Dear Mrs. Riches:
My fiance and I own a house together and have just changed the way we pay bills. I've always taken care of the bills and used to tell him to give me an amount to cover everything. Sometimes, I would cover our food and miscellaneous expenses since I make more money in outright salary.
We now put all of our money into an account and then we each get some to spend every week. The problem comes with bonuses. He also now gets a bonus every week based on sales or profit, on top of his regular salary. He says the bonus is his (not part of our money) and so he should keep it to spend how he wants. I disagree.
This disagreement has started to eat away at our system of money management. Help!
-- Worried Fiancee
Dear Worried Fiancee:
So, let me get this straight: What's yours is his, and what's his is his? Do I have that right? If so, someone has some 'splaining to do, and it isn't little Ricky.
Your fiance is basically saying that he wants to retain a larger portion of the money he makes to do with what he pleases. While that is a legitimate issue to bring up, trying to argue that this "perk" only applies to him is bogus. What's good for the gander is good for the goose, or something like that. The two of you need to discuss if you'd simply like to renegotiate the amount you each get for personal spending, if you'd like to revert back to individual accounts and simply split the bills down the middle, or if you have another creative (and fair) solution in mind.
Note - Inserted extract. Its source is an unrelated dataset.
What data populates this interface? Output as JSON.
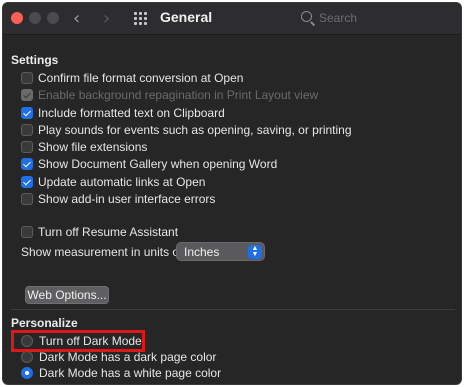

Here's something else to chew on: I would say that how you two discuss this disagreement and attempt to come to a resolution is as important as the actual solution. Ask yourself these questions: Are we able to talk about money issues without escalating into a fight? Do we resort to name-calling or taking cheap shots? Does one person always "win," or do we compromise? Does my fiance often seem to expect me to get the short end of the stick? You'll want to take a good, hard look at whether the two of you are on the path to financial (and marital) harmony, or whether the outlook is cloudy with the certainty of rain.
I'm so glad you wrote before arriving at the altar. More engaged couples talk about what they would do if they won a Powerball jackpot than they do about the day-to-day financial issues that threaten to permanently divide them. Do consider working now on money issues with your spouse-to-be. The Motley Fool's Guide to Couples and Cash is a great resource for helping couples get off on the right financial footing.
Interested in more financial resources for couples? The Motley Fool's personal finance service, Motley Fool GreenLight, has a Couples area chock-full of articles that can get you and your honey in sync in no time.
If you're interested in hearing more from Mrs. Riches, try:
Fool contributor Elizabeth Brokamp is a licensed professional counselor who regularly talks money with her honey, Robert Brokamp, editor of The Motley Fool's Rule Your Retirement newsletter. To get your money and relationship questions answered, send her an email .